– The EU proposed treating nuclear energy and natural-gas investments as similar to renewables in coming years as part of efforts to reach a carbon-neutral economy but the approach faces criticism from some member state governments, according to the WSJ. The proposal from the European Commission spells out changes to what counts as investment in environmentally sustainable energy. Known as the ‘green taxonomy’, it is being closely watched by investors and industries including power generation, transportation and manufacturing.
– Financial News (paywall) reported that top Wall Street banks took their biggest ever share of the deal-making fee pool from European rivals in 2021 as revenues ‘swelled to a record $128 bn’ last year. ‘US investment banks stretched their lead over European competitors in a year when [M&A] and equity capital markets activity spurred the hottest ever streak for deal-makers,’ it said.
– The WSJ reported that since the Omicron variant has emerged, Wall Street banks have hit the brakes on bringing workers back to the office. The banks hope the pause is short-lived but, even after Omicron subsides, they could find themselves facing a more deep-seated problem. Many of their employees have grown used to more flexible working arrangements and aren’t willing to go back into the office full time. How their return-to-work experiment plays out could set the stage for other white-collar industries.
– Elsewhere, CNN reported that New York City Mayor Eric Adams is not pleased with the shift back to remote work by Wall Street banks and other major employers. ‘We have to open up,’ he said. ‘I need my city to open. And we have to be safe, we have to double down on vaccinations and booster shots. We have to double down on testing. But we have to reshape our thinking on how we live with Covid.’ Adams is concerned that empty offices will hurt the broader ecosystem of businesses that rely on office workers and business travelers, including dry cleaners, restaurants and hotels.

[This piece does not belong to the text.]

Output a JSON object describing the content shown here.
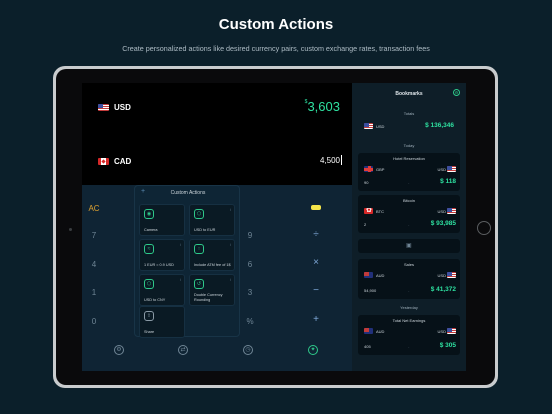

– The Philippine Stock Exchange canceled trading on Tuesday because of a technical glitch at the start of the session, reported Nikkei Asia. The stock exchange operator said 43 of 125 brokerage firms registered with it could not connect to the bourse’s trading engine and the news agency said that under the bourse operator’s rules, it can halt trading if a third of brokerage firms cannot access the system. The trading halt came after the Philippines’ broader index fell 1.4 percent on Monday, marking the bourse’s worst opening since 2016, ‘weighed down by rising Covid-19 infections that have prompted the government to tighten curbs’.
– In Japan, the FT reported that Toshiba’s plan to break itself into three companies ‘faces early derailment’ after one of its largest investors demanded an extraordinary meeting to vote on the split and ‘revive talks with potential buyers to take the whole conglomerate private’. The request for the EGM came from Singapore-based fund 3D Investment Partners, which, with a 7.6 percent stake, is Toshiba’s second-biggest investor. The move sets the Japanese conglomerate ‘on course for another potentially bruising clash with activist shareholders,’ said the paper.